I used to worry that he would fall off of the aircraft carrier-- people do sometimes, they do! This feels like that, except he was younger then. I asked him to call me when he is done.


********** He just called. He is done and safe. Workers from Otis elevators worked the buttons. I am so relieved. I pictured some idiot pushing the up button and him being squished at the top of the shaft.

At lest when he was at sea I didn't find out about danger till after.

Comments

( 8 comments — Leave a comment )
ba1126
Oct. 15th, 2013 02:58 pm (UTC)
I'm having trouble processing "can't use a safety harness because you haven't been trained to use it"!!!

But I DO understand not getting scared because you can't see the ground. MY agrophobia works like that. I get queasy if I look down from a high window, even if I KNOW the window is unbreakable and/or has bars that proect me. I CANNOT ride in a glass elevator, no matter how "SAFE" I'm assured it is. But an elevator with three walls and a closed door?? Not a problem. My problem is a product of an imagination which is too quick to clearly see me falling. (I don't have this problem in a plane, thank goodness, though I'm not sure why my brain knows that it's 'different'.)
anteros_lmc
Oct. 15th, 2013 09:58 pm (UTC)
Your husband is one of the good guys. Glad he made it down in one piece.
charliecochrane
Oct. 16th, 2013 11:30 am (UTC)
What she said. My Peter would go spare about the safety harness. He has been known to go up to workmen in the street and tell them they're being unsafe...
eglantine_br
Oct. 16th, 2013 01:53 pm (UTC)
It makes me frantic when they put him at risk. He is trained in workplace safety. He was the head of the safety dept on the carrier. He knows all about obscure chemicals and what they will do to a person, and fire hazards, and all that.

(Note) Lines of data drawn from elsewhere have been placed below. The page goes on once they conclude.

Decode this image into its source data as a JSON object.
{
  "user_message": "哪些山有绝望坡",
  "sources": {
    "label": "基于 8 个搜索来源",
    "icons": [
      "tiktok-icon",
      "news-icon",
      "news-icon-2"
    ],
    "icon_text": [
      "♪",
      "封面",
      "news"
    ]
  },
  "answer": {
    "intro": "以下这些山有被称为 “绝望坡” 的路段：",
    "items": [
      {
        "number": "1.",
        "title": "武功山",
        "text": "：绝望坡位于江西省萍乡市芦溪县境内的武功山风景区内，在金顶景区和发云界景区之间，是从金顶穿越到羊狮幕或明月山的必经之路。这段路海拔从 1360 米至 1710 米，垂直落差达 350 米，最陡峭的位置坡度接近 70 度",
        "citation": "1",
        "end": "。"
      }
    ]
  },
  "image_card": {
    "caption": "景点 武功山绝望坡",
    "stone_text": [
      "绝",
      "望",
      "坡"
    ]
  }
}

And he is trying to rid NYC of asbestos, which is a huge job.
charliecochrane
Oct. 16th, 2013 01:56 pm (UTC)
*smites them*
serge_lj
Oct. 16th, 2013 06:41 pm (UTC)
Reading the above, I found myself thinking of all those action movies where the hero/heroine have to ride on top of an elevator. Eeek.
lemurling
Oct. 16th, 2013 09:12 pm (UTC)
Sounds super stressful, and my brain would be going into squish scenarios too, so I'm very glad that he's fine and back out of the elevator shaft safely.

And now he can say he's ridden on top of an elevator, which is a pretty cool thing, really!
nodbear
Oct. 20th, 2013 05:04 pm (UTC)
yes - a hero indeed - the more so for his fear of heights


glad all went well and he is safe

I know it is serious the asbestos work but I also adnired the phrase "suspicious dust " - thought it had narrative potential:)
( 8 comments — Leave a comment )